A couple of times he implores companies to “pay your taxes”. The trouble is though, they are paying their taxes according to the law. What he should actually be doing is targeting the anger at George Osborne to “change the tax system”, preferably with a few concrete ideas about how to do that. By focusing on the companies themselves, he lets the Government off in a big way and makes it purely an administrative issue on the part of HMRC, saying they are not doing their job right or are underfunded.
McDonnell’s clanger came when he talked about taxes paying for things he thinks should be funded. By doing this, he sets himself up to fail later on because whenever he suggests a policy, the Tories will either say there is a funding black hole or that taxes will have to go up on ‘hardworking families’ to pay for it. A smarter play would have been to just hype the fairness aspect. Every individual and SME can relate to having to pay a more ‘standard’ rate of tax, so the unfairness of tax avoidance should be an easy sell.
Here’s the video. See what you think.

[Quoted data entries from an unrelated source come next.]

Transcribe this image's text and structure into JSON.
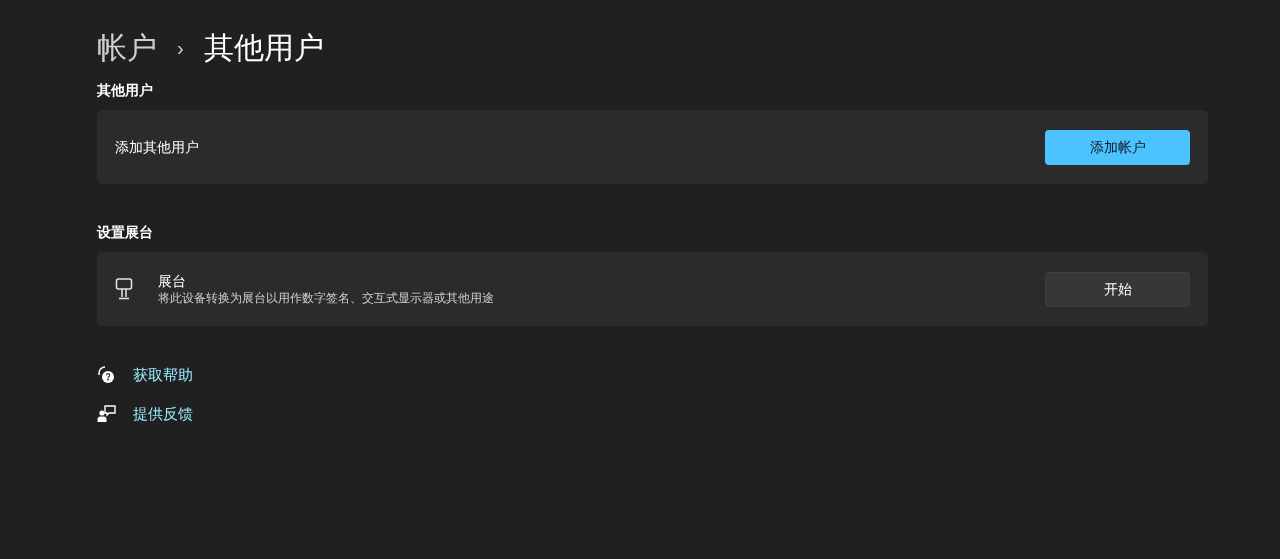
{
  "breadcrumb": {
    "parent": "帐户",
    "separator": "›",
    "current": "其他用户"
  },
  "sections": [
    {
      "heading": "其他用户",
      "card": {
        "title": "添加其他用户",
        "button": {
          "label": "添加帐户",
          "kind": "primary"
        }
      }
    },
    {
      "heading": "设置展台",
      "card": {
        "title": "展台",
        "description": "将此设备转换为展台以用作数字签名、交互式显示器或其他用途",
        "button": {
          "label": "开始",
          "kind": "secondary"
        }
      }
    }
  ],
  "links": [
    "获取帮助",
    "提供反馈"
  ]
}
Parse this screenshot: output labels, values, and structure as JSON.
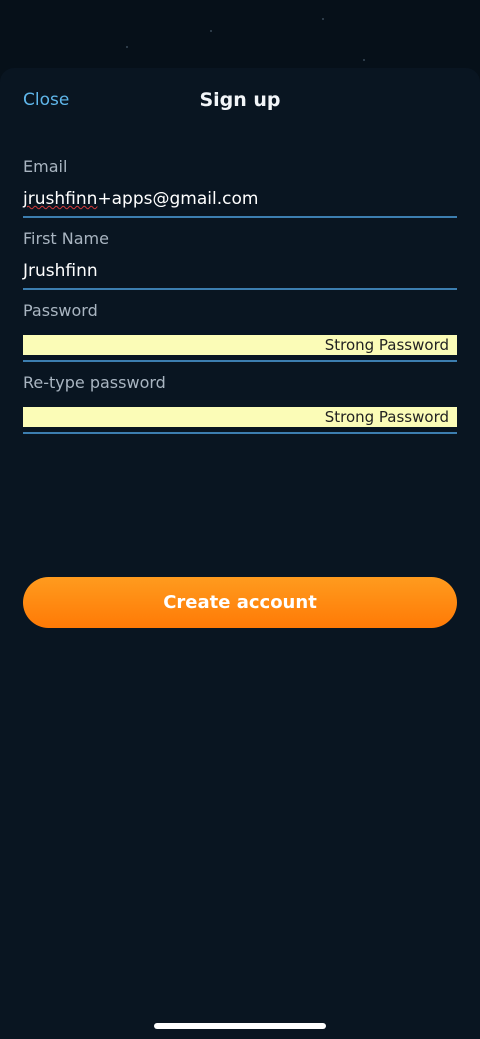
{
  "header": {
    "close_label": "Close",
    "title": "Sign up"
  },
  "form": {
    "email": {
      "label": "Email",
      "value_misspelled_part": "jrushfinn",
      "value_rest": "+apps@gmail.com"
    },
    "first_name": {
      "label": "First Name",
      "value": "Jrushfinn"
    },
    "password": {
      "label": "Password",
      "autofill_text": "Strong Password"
    },
    "retype_password": {
      "label": "Re-type password",
      "autofill_text": "Strong Password"
    }
  },
  "actions": {
    "create_account_label": "Create account"
  },
  "colors": {
    "background": "#061019",
    "sheet": "#091521",
    "accent_link": "#5fb6ea",
    "field_underline": "#3c7eb0",
    "autofill_bg": "#fbfcb7",
    "cta_orange": "#ff8a10"
  }
}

Labour MPs seem to be spending a lot of time talking about deselections at the moment. We are being told that Labour MPs who voted to bomb Syria will be ‘targeted’ for deselection by ‘entryists’ and the Corbyn leadership campaign spin-off group with a ‘The Apprentice’ team name – Momentum. Names that have been mentioned in connection with deselection include Chuka Umunna and Stella Creasy. But is there any substance behind these stories?
On Channel 4 News last night, Michael Crick thought he had uncovered a plot in Stella Creasy’s Walthamstow constituency. He had found a leaflet that had been distributed in the constituency inviting people to attend a meeting to discuss the deselection issue. Crick did what he is known for and turned up at the meeting, where he discovered a grand total of 12 people, 8 of the school kids. Here is the vid:
For all the noise around deselections, the truth is, the only evidence of people campaigning for them are a miniscule number of people outside the Labour Party who have no power to deselect anyone.
It would seem to me fairly clear that some Labour MPs dislike groups like Momentum because it will place more scrutiny on what they are doing. They particularly don’t like to be reminded that the decisions they make have real life consequences that they will bear some responsibility for.
Until the boundary review is concluded in 3 years time, no deselections can take place anyway. The noise around Momentum is simply a continuation of the strategy used during the Labour leadership campaign. Guilt by association and the smearing of – on the whole I would guess – young people newly enthused by politics for the first time who want to find a way to organise and help Labour win the next election. Labour MPs should be embracing these new members rather than viewing them with suspicion.